NOAA’s National Weather Service observes and celebrates National American Indian Heritage Month in November to recognize the contributions of culture, heritage, history, art, and tradition of the American Indian to the United States. What started at the turn of the century as an effort to gain a day of recognition for the significant contributions the first Americans made to the establishment and growth of this Nation has resulted in a whole month being designated for that purpose. National American Indian Heritage Month was first enacted August 3, 1990, by a Joint Resolution and President Bush approval, Public Law 101-343, designating November 1990 as "National American Indian Heritage Month." Each year since 1994 the President has issued a proclamation designating the month of November as National American Indian Heritage Month.

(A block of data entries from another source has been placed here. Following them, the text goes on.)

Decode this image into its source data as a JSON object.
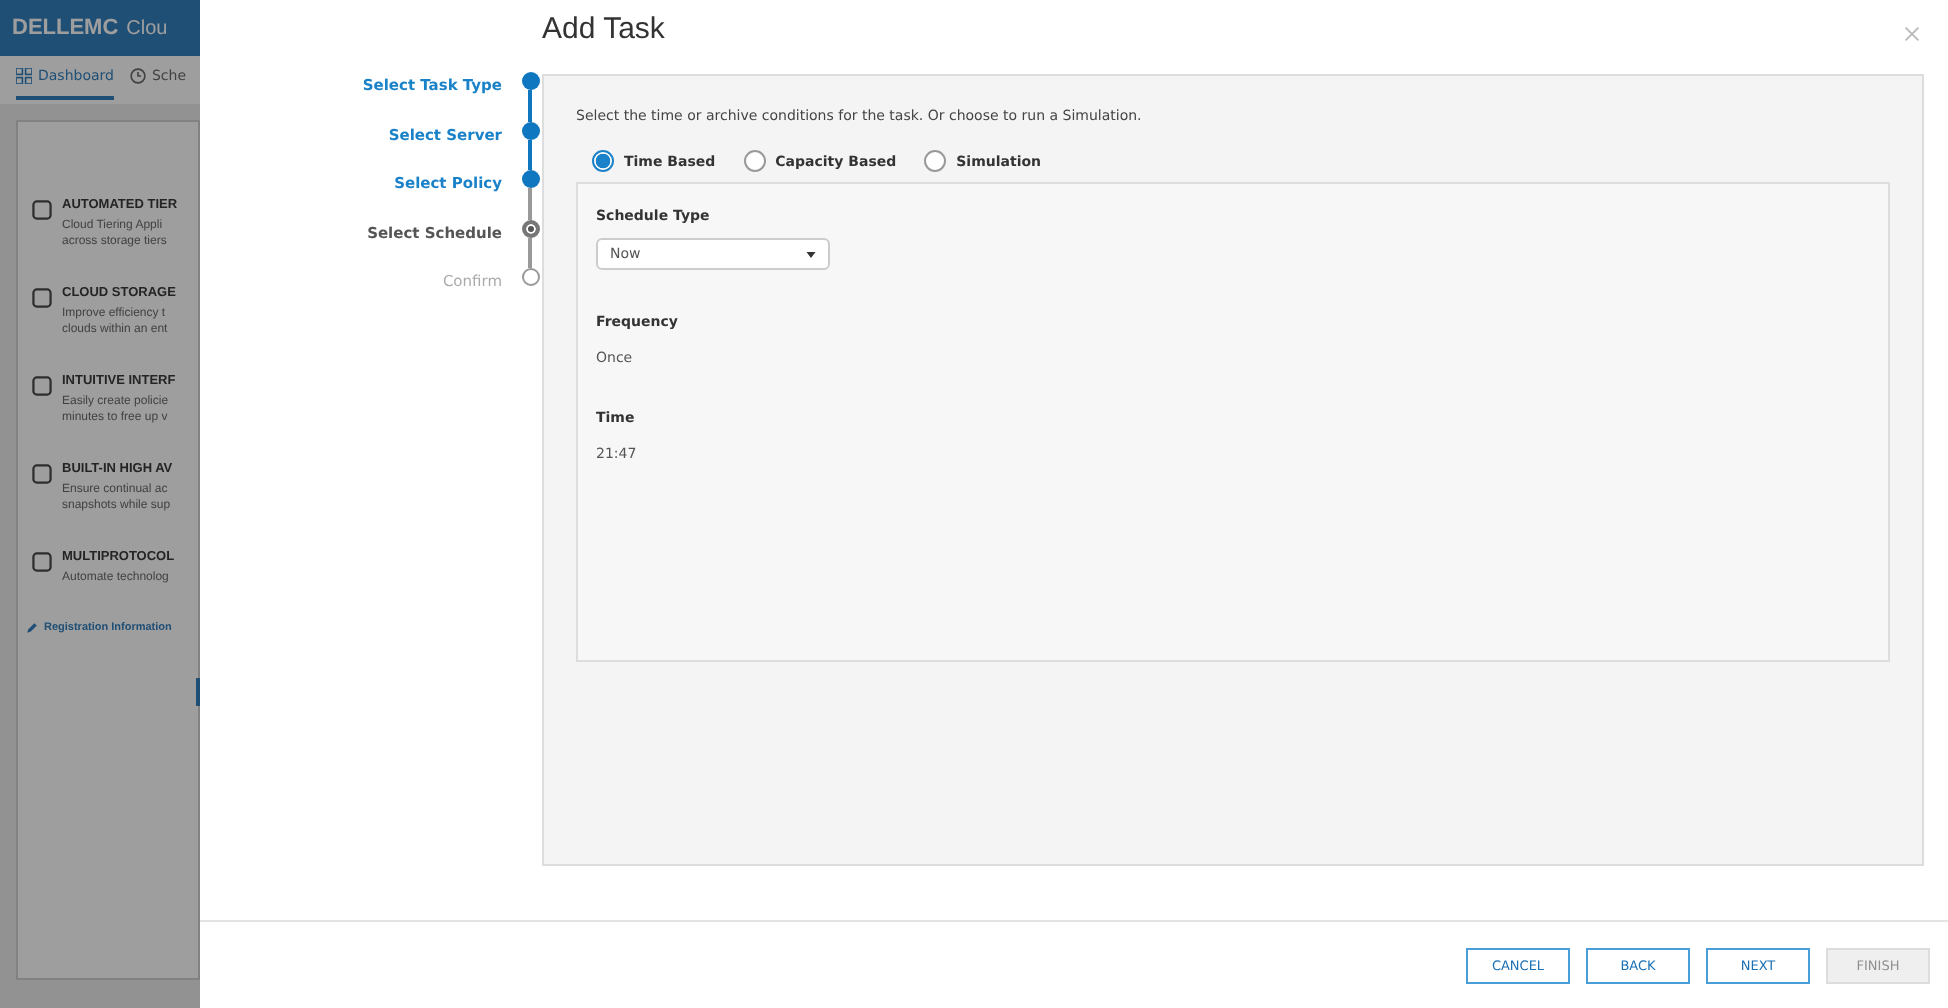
{
  "background_app": {
    "logo": "DELLEMC",
    "product": "Clou",
    "tabs": [
      {
        "label": "Dashboard",
        "selected": true
      },
      {
        "label": "Sche",
        "selected": false
      }
    ],
    "features": [
      {
        "title": "AUTOMATED TIER",
        "lines": [
          "Cloud Tiering Appli",
          "across storage tiers"
        ]
      },
      {
        "title": "CLOUD STORAGE",
        "lines": [
          "Improve efficiency t",
          "clouds within an ent"
        ]
      },
      {
        "title": "INTUITIVE INTERF",
        "lines": [
          "Easily create policie",
          "minutes to free up v"
        ]
      },
      {
        "title": "BUILT-IN HIGH AV",
        "lines": [
          "Ensure continual ac",
          "snapshots while sup"
        ]
      },
      {
        "title": "MULTIPROTOCOL",
        "lines": [
          "Automate technolog"
        ]
      }
    ],
    "link": "Registration Information"
  },
  "dialog": {
    "title": "Add Task",
    "steps": [
      {
        "label": "Select Task Type",
        "kind": "done"
      },
      {
        "label": "Select Server",
        "kind": "done"
      },
      {
        "label": "Select Policy",
        "kind": "done"
      },
      {
        "label": "Select Schedule",
        "kind": "current"
      },
      {
        "label": "Confirm",
        "kind": "pending"
      }
    ],
    "instruction": "Select the time or archive conditions for the task. Or choose to run a Simulation.",
    "options": [
      {
        "label": "Time Based",
        "selected": true
      },
      {
        "label": "Capacity Based",
        "selected": false
      },
      {
        "label": "Simulation",
        "selected": false
      }
    ],
    "schedule_type": {
      "label": "Schedule Type",
      "value": "Now"
    },
    "fields": [
      {
        "label": "Frequency",
        "value": "Once"
      },
      {
        "label": "Time",
        "value": "21:47"
      }
    ],
    "buttons": [
      {
        "label": "CANCEL",
        "disabled": false
      },
      {
        "label": "BACK",
        "disabled": false
      },
      {
        "label": "NEXT",
        "disabled": false
      },
      {
        "label": "FINISH",
        "disabled": true
      }
    ]
  }
}
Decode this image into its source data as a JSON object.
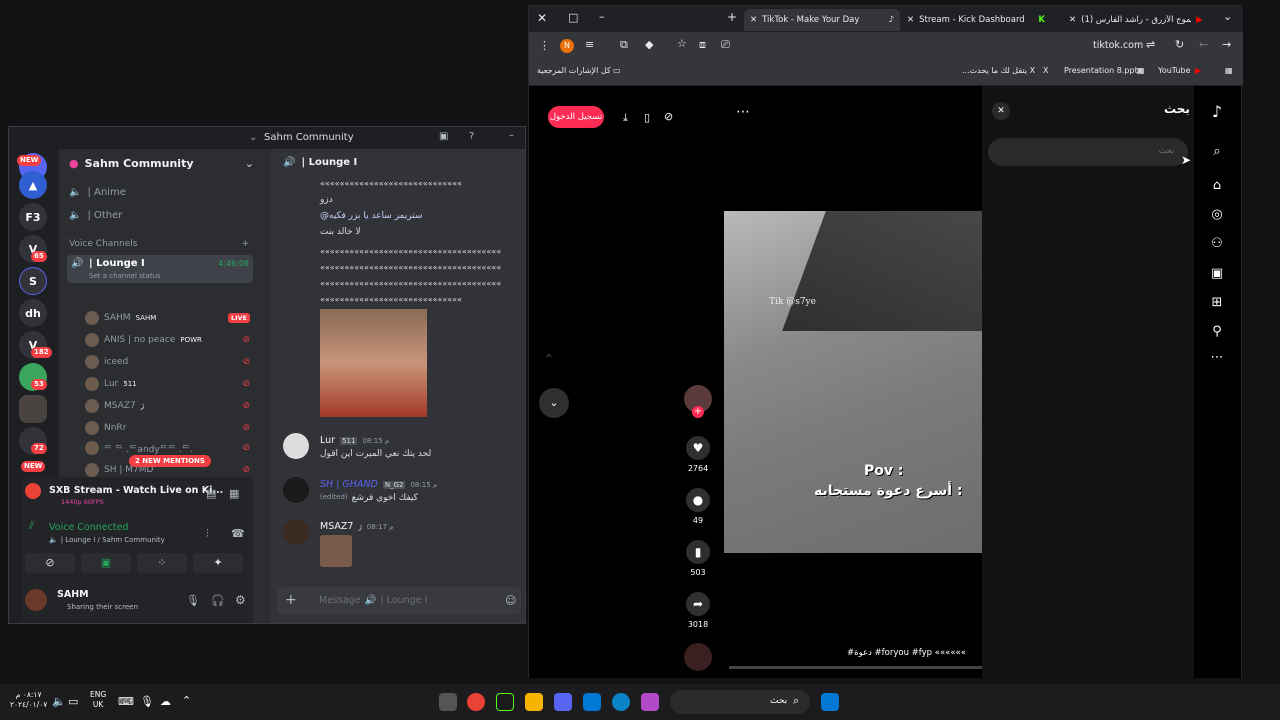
{
  "discord": {
    "window_title": "Sahm Community",
    "server_name": "Sahm Community",
    "guild_badges": [
      "NEW",
      "65",
      "182",
      "53",
      "72",
      "NEW"
    ],
    "guild_label": "dh",
    "text_channels": [
      "| Anime",
      "| Other"
    ],
    "voice_header": "Voice Channels",
    "active_voice": "| Lounge I",
    "active_timer": "4:46:08",
    "channel_status": "Set a channel status",
    "voice_users": [
      {
        "name": "SAHM",
        "tag": "SAHM",
        "badge": "LIVE"
      },
      {
        "name": "ANIS | no peace",
        "tag": "POWR"
      },
      {
        "name": "iceed",
        "tag": ""
      },
      {
        "name": "Lur",
        "tag": "511"
      },
      {
        "name": "MSAZ7",
        "tag": "ژ"
      },
      {
        "name": "NnRr",
        "tag": ""
      },
      {
        "name": "ᄃ ᄃ .ᄃandyᄃᄃ .ᄃ.",
        "tag": ""
      },
      {
        "name": "SH | M7MD",
        "tag": ""
      },
      {
        "name": "SH",
        "tag": ""
      }
    ],
    "mentions_pill": "2 NEW MENTIONS",
    "activity_title": "SXB Stream - Watch Live on Ki...",
    "activity_sub": "1440p 60FPS",
    "voice_connected": "Voice Connected",
    "voice_location": "| Lounge I / Sahm Community",
    "user_name": "SAHM",
    "user_status": "Sharing their screen",
    "chat_header": "| Lounge I",
    "chat_lines": [
      "«««««««««««««««««««««««««««««",
      "دزو",
      "@ستريمر ساعد يا بزر فكيه",
      "لا خالد بنت",
      "«««««««««««««««««««««««««««««««««««««",
      "«««««««««««««««««««««««««««««««««««««",
      "«««««««««««««««««««««««««««««««««««««",
      "«««««««««««««««««««««««««««««"
    ],
    "messages": [
      {
        "author": "Lur",
        "tag": "511",
        "time": "08:15 م",
        "text": "لحد يتك نعي الميرت اين اقول"
      },
      {
        "author": "SH | GHAND",
        "tag": "N_G2",
        "time": "08:15 م",
        "text": "كيفك اخوي قرشع",
        "edited": "(edited)"
      },
      {
        "author": "MSAZ7",
        "tag": "ژ",
        "time": "08:17 م",
        "text": ""
      }
    ],
    "composer_placeholder": "Message",
    "composer_channel": "| Lounge I"
  },
  "browser": {
    "tabs": [
      {
        "title": "TikTok - Make Your Day"
      },
      {
        "title": "Stream - Kick Dashboard"
      },
      {
        "title": "(1) الموج الأزرق - راشد الفارس"
      }
    ],
    "url": "tiktok.com",
    "bookmarks": [
      "كل الإشارات المرجعية",
      "...يتقل لك ما يحدث X",
      "Presentation 8.pptx",
      "YouTube"
    ],
    "profile_initial": "N"
  },
  "tiktok": {
    "login_label": "تسجيل الدخول",
    "search_title": "بحث",
    "search_placeholder": "بحث",
    "video_watermark": "Tik @s7ye",
    "video_caption_1": "Pov :",
    "video_caption_2": "أسرع دعوة مستجابه :",
    "likes": "2764",
    "comments": "49",
    "saves": "503",
    "shares": "3018",
    "hashtags": "#دعوة #foryou #fyp ««««««"
  },
  "taskbar": {
    "time": "٠٨:١٧ م",
    "date": "٢٠٢٤/٠١/٠٧",
    "lang": "ENG",
    "region": "UK",
    "search_label": "بحث"
  }
}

During these celebrations of National American Indian Heritage Month, the NWS takes the time to honor and recognize the American Indian Community.

National Veterans Day

November 11

NOAA’s National Weather Service celebrates National Veterans Day November 11 each year to honors the men and women who have served in the U.S. armed services. In 1919, President Woodrow Wilson proclaimed November 11 as Armistice Day to celebrate the armistice that ended World War I and remind Americans of the tragedies of war. A law adopted in 1938 made the day a federal holiday. In 1954, Congress changed the name of the holiday to Veterans Day to honor all U.S. veterans. A law passed in 1968 that changed the national commemoration of Veterans Day to the fourth Monday in October. It soon became apparent, however, that November 11 was a matter of historic and patriotic significance to many our citizens. Congress, therefore, enacted legislation (Public Law 94-97) which returned the observance of this special day to its traditional date beginning in 1978. Veterans Day celebrations in the United States include parades and speeches. Special services are held at the Tomb of the Unknown Soldier in Arlington National Cemetery; they begin with two minutes of silence, then after the playing of taps, a wreath is placed at the tomb that houses the graves of three unknown Americans who fought in World War I, World War II, and the Korean War. In a ceremony in Washington, D.C., a wreath is placed at the Vietnam Veterans Memorial to honor those who died in the Vietnam War.


Special Emphasis Program links are located at: